**How to complete this task:** The lines below should be written out again in full, exactly as they are.

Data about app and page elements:
..........

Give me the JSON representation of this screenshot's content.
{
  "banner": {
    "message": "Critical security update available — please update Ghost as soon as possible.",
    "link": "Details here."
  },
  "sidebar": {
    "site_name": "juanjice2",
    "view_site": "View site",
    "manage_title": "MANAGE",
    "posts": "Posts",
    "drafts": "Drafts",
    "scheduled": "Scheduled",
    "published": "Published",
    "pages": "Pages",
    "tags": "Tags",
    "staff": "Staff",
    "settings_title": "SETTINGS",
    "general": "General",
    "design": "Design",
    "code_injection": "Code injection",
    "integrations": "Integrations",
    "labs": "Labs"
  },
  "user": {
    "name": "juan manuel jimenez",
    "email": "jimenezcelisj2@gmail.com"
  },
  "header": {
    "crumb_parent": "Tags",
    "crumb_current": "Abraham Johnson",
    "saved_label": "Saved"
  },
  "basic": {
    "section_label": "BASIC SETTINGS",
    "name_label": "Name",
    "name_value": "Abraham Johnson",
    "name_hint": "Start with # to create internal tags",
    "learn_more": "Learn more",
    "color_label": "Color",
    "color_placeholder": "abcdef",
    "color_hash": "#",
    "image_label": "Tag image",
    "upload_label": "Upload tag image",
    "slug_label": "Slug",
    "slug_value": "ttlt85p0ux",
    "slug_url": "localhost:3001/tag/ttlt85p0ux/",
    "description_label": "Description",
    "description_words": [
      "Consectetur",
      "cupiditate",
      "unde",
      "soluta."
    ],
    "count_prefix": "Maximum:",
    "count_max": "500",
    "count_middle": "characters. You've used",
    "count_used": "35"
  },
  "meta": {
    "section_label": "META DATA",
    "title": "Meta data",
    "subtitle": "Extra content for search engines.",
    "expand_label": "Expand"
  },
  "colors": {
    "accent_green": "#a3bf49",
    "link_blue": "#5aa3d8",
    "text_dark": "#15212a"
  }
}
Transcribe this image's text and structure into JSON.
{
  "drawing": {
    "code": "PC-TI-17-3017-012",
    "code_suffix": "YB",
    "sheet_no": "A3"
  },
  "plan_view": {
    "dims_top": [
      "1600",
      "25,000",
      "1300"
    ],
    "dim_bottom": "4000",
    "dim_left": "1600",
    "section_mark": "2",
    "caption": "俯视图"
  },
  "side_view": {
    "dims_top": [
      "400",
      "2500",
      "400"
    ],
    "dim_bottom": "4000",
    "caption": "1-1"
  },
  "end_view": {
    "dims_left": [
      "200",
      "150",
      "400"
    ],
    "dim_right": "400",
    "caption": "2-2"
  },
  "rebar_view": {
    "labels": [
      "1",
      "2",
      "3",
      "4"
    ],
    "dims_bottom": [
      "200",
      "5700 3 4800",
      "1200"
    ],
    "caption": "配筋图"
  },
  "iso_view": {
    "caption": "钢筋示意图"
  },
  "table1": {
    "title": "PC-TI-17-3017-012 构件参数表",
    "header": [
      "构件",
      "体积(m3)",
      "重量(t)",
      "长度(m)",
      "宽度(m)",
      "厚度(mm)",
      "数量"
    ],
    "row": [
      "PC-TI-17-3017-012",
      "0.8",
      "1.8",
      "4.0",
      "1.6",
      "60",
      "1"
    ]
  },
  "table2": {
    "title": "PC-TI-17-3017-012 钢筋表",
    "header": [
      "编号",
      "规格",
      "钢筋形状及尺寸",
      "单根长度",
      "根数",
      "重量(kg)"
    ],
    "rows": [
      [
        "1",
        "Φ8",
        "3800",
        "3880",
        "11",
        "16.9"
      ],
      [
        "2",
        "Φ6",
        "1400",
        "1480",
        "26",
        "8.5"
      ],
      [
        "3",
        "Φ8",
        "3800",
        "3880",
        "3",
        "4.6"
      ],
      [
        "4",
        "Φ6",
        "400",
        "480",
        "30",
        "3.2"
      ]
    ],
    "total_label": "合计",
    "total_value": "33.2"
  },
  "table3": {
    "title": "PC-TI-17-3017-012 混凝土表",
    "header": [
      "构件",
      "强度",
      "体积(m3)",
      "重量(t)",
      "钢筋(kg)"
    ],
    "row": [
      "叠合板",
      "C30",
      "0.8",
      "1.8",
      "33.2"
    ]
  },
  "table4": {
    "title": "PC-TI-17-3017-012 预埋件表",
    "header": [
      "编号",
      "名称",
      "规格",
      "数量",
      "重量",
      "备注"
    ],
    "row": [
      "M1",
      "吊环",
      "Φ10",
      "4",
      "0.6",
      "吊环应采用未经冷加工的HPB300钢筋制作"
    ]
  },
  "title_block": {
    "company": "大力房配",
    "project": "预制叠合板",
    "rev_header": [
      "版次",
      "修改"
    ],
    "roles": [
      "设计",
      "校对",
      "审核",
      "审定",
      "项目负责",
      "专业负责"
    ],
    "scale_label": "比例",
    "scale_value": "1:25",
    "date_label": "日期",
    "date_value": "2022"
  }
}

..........

**Response box:**
Give me the JSON representation of this screenshot's content.
{
  "banner": {
    "message": "Critical security update available — please update Ghost as soon as possible.",
    "link": "Details here."
  },
  "sidebar": {
    "site_name": "juanjice2",
    "view_site": "View site",
    "manage_title": "MANAGE",
    "posts": "Posts",
    "drafts": "Drafts",
    "scheduled": "Scheduled",
    "published": "Published",
    "pages": "Pages",
    "tags": "Tags",
    "staff": "Staff",
    "settings_title": "SETTINGS",
    "general": "General",
    "design": "Design",
    "code_injection": "Code injection",
    "integrations": "Integrations",
    "labs": "Labs"
  },
  "user": {
    "name": "juan manuel jimenez",
    "email": "jimenezcelisj2@gmail.com"
  },
  "header": {
    "crumb_parent": "Tags",
    "crumb_current": "Abraham Johnson",
    "saved_label": "Saved"
  },
  "basic": {
    "section_label": "BASIC SETTINGS",
    "name_label": "Name",
    "name_value": "Abraham Johnson",
    "name_hint": "Start with # to create internal tags",
    "learn_more": "Learn more",
    "color_label": "Color",
    "color_placeholder": "abcdef",
    "color_hash": "#",
    "image_label": "Tag image",
    "upload_label": "Upload tag image",
    "slug_label": "Slug",
    "slug_value": "ttlt85p0ux",
    "slug_url": "localhost:3001/tag/ttlt85p0ux/",
    "description_label": "Description",
    "description_words": [
      "Consectetur",
      "cupiditate",
      "unde",
      "soluta."
    ],
    "count_prefix": "Maximum:",
    "count_max": "500",
    "count_middle": "characters. You've used",
    "count_used": "35"
  },
  "meta": {
    "section_label": "META DATA",
    "title": "Meta data",
    "subtitle": "Extra content for search engines.",
    "expand_label": "Expand"
  },
  "colors": {
    "accent_green": "#a3bf49",
    "link_blue": "#5aa3d8",
    "text_dark": "#15212a"
  }
}
Transcribe this image's text and structure into JSON.
{
  "drawing": {
    "code": "PC-TI-17-3017-012",
    "code_suffix": "YB",
    "sheet_no": "A3"
  },
  "plan_view": {
    "dims_top": [
      "1600",
      "25,000",
      "1300"
    ],
    "dim_bottom": "4000",
    "dim_left": "1600",
    "section_mark": "2",
    "caption": "俯视图"
  },
  "side_view": {
    "dims_top": [
      "400",
      "2500",
      "400"
    ],
    "dim_bottom": "4000",
    "caption": "1-1"
  },
  "end_view": {
    "dims_left": [
      "200",
      "150",
      "400"
    ],
    "dim_right": "400",
    "caption": "2-2"
  },
  "rebar_view": {
    "labels": [
      "1",
      "2",
      "3",
      "4"
    ],
    "dims_bottom": [
      "200",
      "5700 3 4800",
      "1200"
    ],
    "caption": "配筋图"
  },
  "iso_view": {
    "caption": "钢筋示意图"
  },
  "table1": {
    "title": "PC-TI-17-3017-012 构件参数表",
    "header": [
      "构件",
      "体积(m3)",
      "重量(t)",
      "长度(m)",
      "宽度(m)",
      "厚度(mm)",
      "数量"
    ],
    "row": [
      "PC-TI-17-3017-012",
      "0.8",
      "1.8",
      "4.0",
      "1.6",
      "60",
      "1"
    ]
  },
  "table2": {
    "title": "PC-TI-17-3017-012 钢筋表",
    "header": [
      "编号",
      "规格",
      "钢筋形状及尺寸",
      "单根长度",
      "根数",
      "重量(kg)"
    ],
    "rows": [
      [
        "1",
        "Φ8",
        "3800",
        "3880",
        "11",
        "16.9"
      ],
      [
        "2",
        "Φ6",
        "1400",
        "1480",
        "26",
        "8.5"
      ],
      [
        "3",
        "Φ8",
        "3800",
        "3880",
        "3",
        "4.6"
      ],
      [
        "4",
        "Φ6",
        "400",
        "480",
        "30",
        "3.2"
      ]
    ],
    "total_label": "合计",
    "total_value": "33.2"
  },
  "table3": {
    "title": "PC-TI-17-3017-012 混凝土表",
    "header": [
      "构件",
      "强度",
      "体积(m3)",
      "重量(t)",
      "钢筋(kg)"
    ],
    "row": [
      "叠合板",
      "C30",
      "0.8",
      "1.8",
      "33.2"
    ]
  },
  "table4": {
    "title": "PC-TI-17-3017-012 预埋件表",
    "header": [
      "编号",
      "名称",
      "规格",
      "数量",
      "重量",
      "备注"
    ],
    "row": [
      "M1",
      "吊环",
      "Φ10",
      "4",
      "0.6",
      "吊环应采用未经冷加工的HPB300钢筋制作"
    ]
  },
  "title_block": {
    "company": "大力房配",
    "project": "预制叠合板",
    "rev_header": [
      "版次",
      "修改"
    ],
    "roles": [
      "设计",
      "校对",
      "审核",
      "审定",
      "项目负责",
      "专业负责"
    ],
    "scale_label": "比例",
    "scale_value": "1:25",
    "date_label": "日期",
    "date_value": "2022"
  }
}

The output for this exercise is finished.